As The Economist points out,
It says something about the state of denial in France that the one candidate, the centrist FranÃ§ois Bayrou, who warned voters that they were in for some tough choices and hard times, took a miserable fifth place.
Basically, the French have put everything that matters into the too-hard basket.
A vote for Hollande – who won with about 28% of the first round vote to Sarkozy’s 26% – was seen as anti-Sarkozy. But it was also a vote for:
- increasing the top income tax rate to 75%
- reversing increases in the retirement age
- expanding state payrolls, including 60,000 more teachers
- more confrontation with “the markets” and “Anglo-Saxon capitalism”.
Daniel Hannan in the UK Telegraph makes the point that the French electorate is dominated by fear and stasis:
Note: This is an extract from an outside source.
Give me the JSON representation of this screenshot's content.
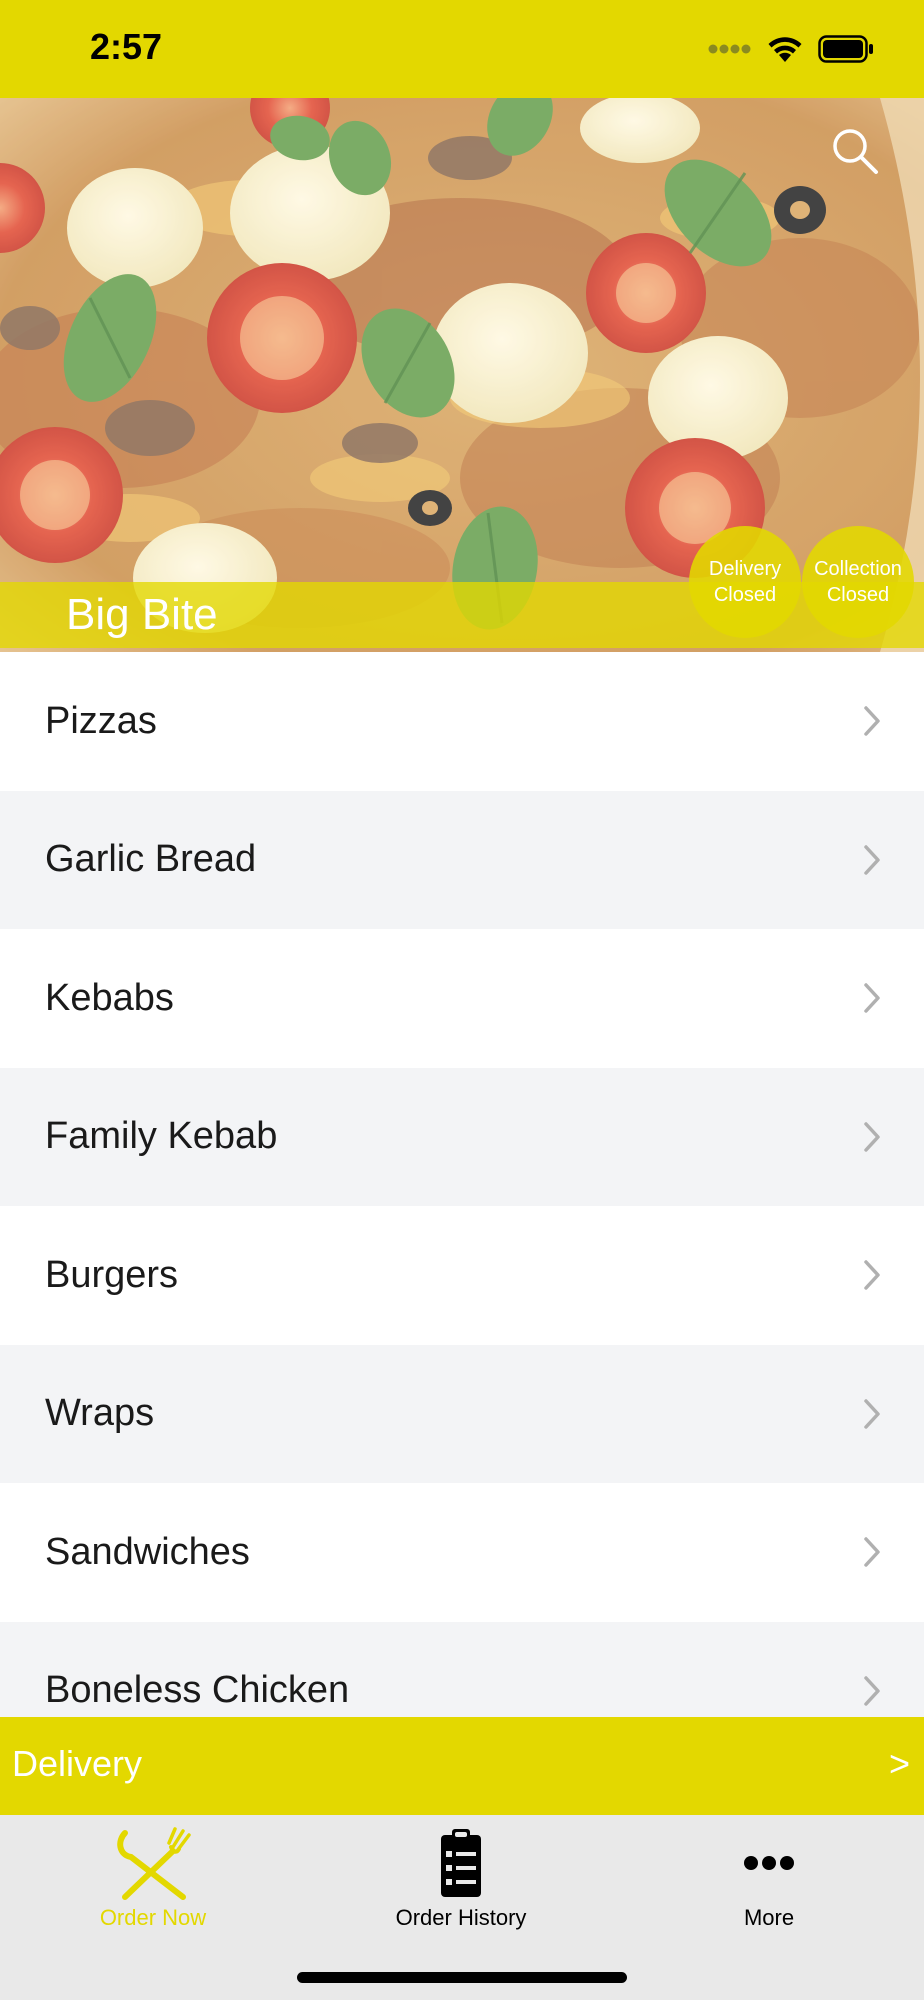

[…] immobilisme, a word which originally meant the failure of governments in the Third and Fourth Republics to change anything.
In those days, immobilisme was supposed to be a product of the electoral system. Now, it reflects the mood of the nation. Most French electors are, in a sense, casting ‘votes blancs’. Few are voting in the expectation of a better tomorrow. The chief appeal during the second round will be ‘Vote to stop X!’ rather than ‘Vote for Y!’ The ballots cast will be preventative ballots, pessimistic ballots, grumpy ballots, ballots cast with a disdainful Gallic shrug and a scornful exhalation.
In embracing fear and stasis in general, a retreat to 1960s fantasies about what government can deliver and the evils of capitalism, or to an unsustainable Fortress France, the French have done everything they can to ensure their nation’s failure.
Like the spirit of the Greens in this country, as a nation they seem to believe they can regulate and fantasise their way to personal security – and that it is the government’s responsibility to change the nature of human existence to make it so.
It was a poor choice for the French voter: wherever you turn there is a candidate spruiking bigger spending and more restrictions on the economy, and greater intervention to “protect Europe”.
But in Hollande they have a shot of retro-steroids that will take France backwards in a bigger and faster way than previously imaginable.
If the French vote for Hollande, they deserve what they get. The only problem is, all Europe may end up getting what the French deserve.